Business strategy

Why your startup needs a lifecycle marketer if you’re keen to keep your customers

- October 3, 2023 3 MIN READ
Butterflies on flower
Photo: AdobeStock
If you’re following the SaaS business model, then you know that all of your profit comes after the first 12 months of a customer’s time with you.

Customer acquisition costs can be high, but the longer you retain that customer, the bigger your margin grows. 

Typically, customer success or support are the team(s) responsible for ensuring customers stick around – but there’s a role for marketers here too. These teams are often looking at the customers at the account level whereas your lifecycle marketer (or customer engagement marketer) is looking for trends, lifecycle stages, and programmatic opportunities amongst your customer base. 

Let’s break it down. 

What does a lifecycle marketer do? 

There’s a lot of overlap between what a marketer who focuses on lead generation and a lifecycle marketer do. Campaigns, or programs, are often a large part of the job, and it ranges: 

  • Onboarding/welcome 
  • Referrals, loyalty, or advocacy programs 
  • Upsells and cross sells 
  • Communicating price increases/changes to invoicing 
  • Increase product engagement/usage
  • Product education and awareness 
  • Driving community engagement 
  • Customer focused events 
  • Ongoing customer comms, such as a newsletter (of course partnering with your product marketer on this) 
  • And the big one, contract renewals 

Then we’ve also got the actual content or collateral creation for all of this, including reports, decks, emails, even blogs or web pages.

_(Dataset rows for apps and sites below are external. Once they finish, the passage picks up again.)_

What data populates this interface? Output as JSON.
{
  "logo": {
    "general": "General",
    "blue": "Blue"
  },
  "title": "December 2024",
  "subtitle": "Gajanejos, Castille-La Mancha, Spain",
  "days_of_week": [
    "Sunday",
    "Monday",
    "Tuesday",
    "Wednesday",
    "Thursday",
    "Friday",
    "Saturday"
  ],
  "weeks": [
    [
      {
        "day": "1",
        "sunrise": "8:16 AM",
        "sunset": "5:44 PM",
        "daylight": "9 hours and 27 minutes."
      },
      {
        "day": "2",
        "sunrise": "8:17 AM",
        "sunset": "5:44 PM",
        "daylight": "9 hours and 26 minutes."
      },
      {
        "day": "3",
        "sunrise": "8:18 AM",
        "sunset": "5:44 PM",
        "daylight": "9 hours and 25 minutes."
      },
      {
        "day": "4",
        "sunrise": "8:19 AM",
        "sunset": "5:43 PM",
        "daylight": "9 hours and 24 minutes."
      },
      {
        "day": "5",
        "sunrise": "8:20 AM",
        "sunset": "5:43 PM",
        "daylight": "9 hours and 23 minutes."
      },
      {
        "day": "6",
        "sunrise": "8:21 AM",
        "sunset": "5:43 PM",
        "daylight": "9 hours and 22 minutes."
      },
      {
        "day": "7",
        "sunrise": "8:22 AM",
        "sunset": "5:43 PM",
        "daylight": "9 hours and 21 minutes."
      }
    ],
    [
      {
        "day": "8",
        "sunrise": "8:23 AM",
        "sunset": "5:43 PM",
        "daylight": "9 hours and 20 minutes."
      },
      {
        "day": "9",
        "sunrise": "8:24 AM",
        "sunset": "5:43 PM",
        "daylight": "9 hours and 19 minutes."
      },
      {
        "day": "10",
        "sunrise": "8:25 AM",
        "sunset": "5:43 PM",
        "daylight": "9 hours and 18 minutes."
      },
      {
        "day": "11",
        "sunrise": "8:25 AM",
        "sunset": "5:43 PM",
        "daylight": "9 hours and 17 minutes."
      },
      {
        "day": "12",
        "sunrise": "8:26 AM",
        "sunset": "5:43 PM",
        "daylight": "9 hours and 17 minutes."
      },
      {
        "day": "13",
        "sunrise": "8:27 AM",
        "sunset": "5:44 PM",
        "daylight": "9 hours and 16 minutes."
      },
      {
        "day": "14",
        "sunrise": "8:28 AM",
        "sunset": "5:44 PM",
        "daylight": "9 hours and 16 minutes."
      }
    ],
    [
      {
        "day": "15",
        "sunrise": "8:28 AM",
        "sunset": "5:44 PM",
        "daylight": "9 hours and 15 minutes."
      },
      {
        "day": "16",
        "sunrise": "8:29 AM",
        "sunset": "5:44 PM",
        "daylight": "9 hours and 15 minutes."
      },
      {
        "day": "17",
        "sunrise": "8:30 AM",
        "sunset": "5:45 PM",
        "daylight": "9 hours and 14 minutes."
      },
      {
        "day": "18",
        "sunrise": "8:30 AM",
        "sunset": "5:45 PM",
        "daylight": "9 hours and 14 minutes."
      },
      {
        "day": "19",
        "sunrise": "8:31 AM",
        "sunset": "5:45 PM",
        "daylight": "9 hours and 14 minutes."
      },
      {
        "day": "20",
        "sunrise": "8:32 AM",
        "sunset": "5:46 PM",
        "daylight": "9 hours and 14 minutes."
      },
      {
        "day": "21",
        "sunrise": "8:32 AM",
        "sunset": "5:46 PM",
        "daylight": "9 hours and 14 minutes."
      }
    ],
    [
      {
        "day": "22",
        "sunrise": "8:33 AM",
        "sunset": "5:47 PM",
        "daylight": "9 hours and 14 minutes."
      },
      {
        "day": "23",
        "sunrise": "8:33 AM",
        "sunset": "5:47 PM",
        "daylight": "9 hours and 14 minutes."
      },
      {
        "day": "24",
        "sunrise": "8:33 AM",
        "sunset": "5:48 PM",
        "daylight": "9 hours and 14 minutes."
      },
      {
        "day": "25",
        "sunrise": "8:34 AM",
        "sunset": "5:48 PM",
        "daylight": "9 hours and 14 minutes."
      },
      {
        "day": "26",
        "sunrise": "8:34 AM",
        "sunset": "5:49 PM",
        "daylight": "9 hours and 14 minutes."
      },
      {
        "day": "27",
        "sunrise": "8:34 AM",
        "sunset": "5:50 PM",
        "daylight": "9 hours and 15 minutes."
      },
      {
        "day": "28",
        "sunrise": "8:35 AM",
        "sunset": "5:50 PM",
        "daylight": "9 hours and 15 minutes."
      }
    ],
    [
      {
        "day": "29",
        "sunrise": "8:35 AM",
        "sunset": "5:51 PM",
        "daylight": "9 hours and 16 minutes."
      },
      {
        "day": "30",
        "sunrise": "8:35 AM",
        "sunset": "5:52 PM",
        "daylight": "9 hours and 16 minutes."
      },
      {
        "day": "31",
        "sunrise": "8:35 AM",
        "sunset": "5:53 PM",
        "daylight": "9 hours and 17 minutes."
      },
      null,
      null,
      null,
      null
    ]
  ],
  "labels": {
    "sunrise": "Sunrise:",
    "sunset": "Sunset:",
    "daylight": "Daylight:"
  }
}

Finally, they look for work that can be automated – just like regular marketing there’s a bunch of tools at their disposal to get this kind of work done. 

Where a lifecycle marketer will really shine is in that one-to-many approach, so your customer success team can focus on the one-to-one. 

When is it right to hire a lifecycle marketer? 

Some of the examples above might be things your team is already doing in other roles. 

Onboarding is a great example of this – you might have a product manager solely dedicated to onboarding, or you might have a customer success team that only onboards customers then hand them over. If those team members have a huge amount of work on their plate, and they have valuable work they’d be better off putting more time to, it might be time to hire a lifecycle marketer.

Another example is contract renewals. If you’re overwhelmed when it comes to renewal time, or maybe you’ve got a bunch of contracts that have finished and the customer is now rolling month by month, this might be something you give to a lifecycle marketer to solve via customer campaigns, and lift that load from your customer success team. 

If there’s a kind of “looming” task that is going to touch a significant portion of your customers at one (pricing change, sunsetting a product, implementing quarterly business reviews, introducing an advocacy program, and so on) this might be something you want to give to someone who isn’t responsible for an account. 

Your customer success team members will always prioritise a customer who’s reaching out to them or who needs something – as they should. But that means these projects that aren’t directly linked to a single customer often fall between the cracks and get pushed out. 

In-house, freelance, or agency? 

Lifecycle marketing is deep in the relationship. I would strongly recommend this be an in-house role. If you’re at the stage where you have this need to be met, it’s likely you’ve already got a marketing team, so getting a specialist is the next step. 

They need unfiltered access to product usage metrics, contract and billing info, and most importantly, your customer success team. 

How to know you’ve made a good hire 

Much like SEO hires, the projects a lifecycle marketer works on can take a while to bear fruit. But there are obvious skills and signs that a good hire will have: 

  1. They’re collaborative 
  2. They see both customers and customer success as “their customers” 3. They have the one-to-many approach, and look to fill big holes, not little ones 4. They’re creative, and know how to use excitement to drive action 
  3. They care about long term customer retention 

A bad hire will feel like they’re just not hitting the mark on what your customers need, or they won’t be proactively sharing their work with the customer facing team to check “would customers find this helpful?” 

The biggest sign is ultimately how your customers react. Do they love the new materials? Do they mention it to customer facing teams? Are they finding it helpful, insightful, or educational? 

Measure your customers’ enthusiasm to all the new attention they’re getting to really get a vibe check on your hire.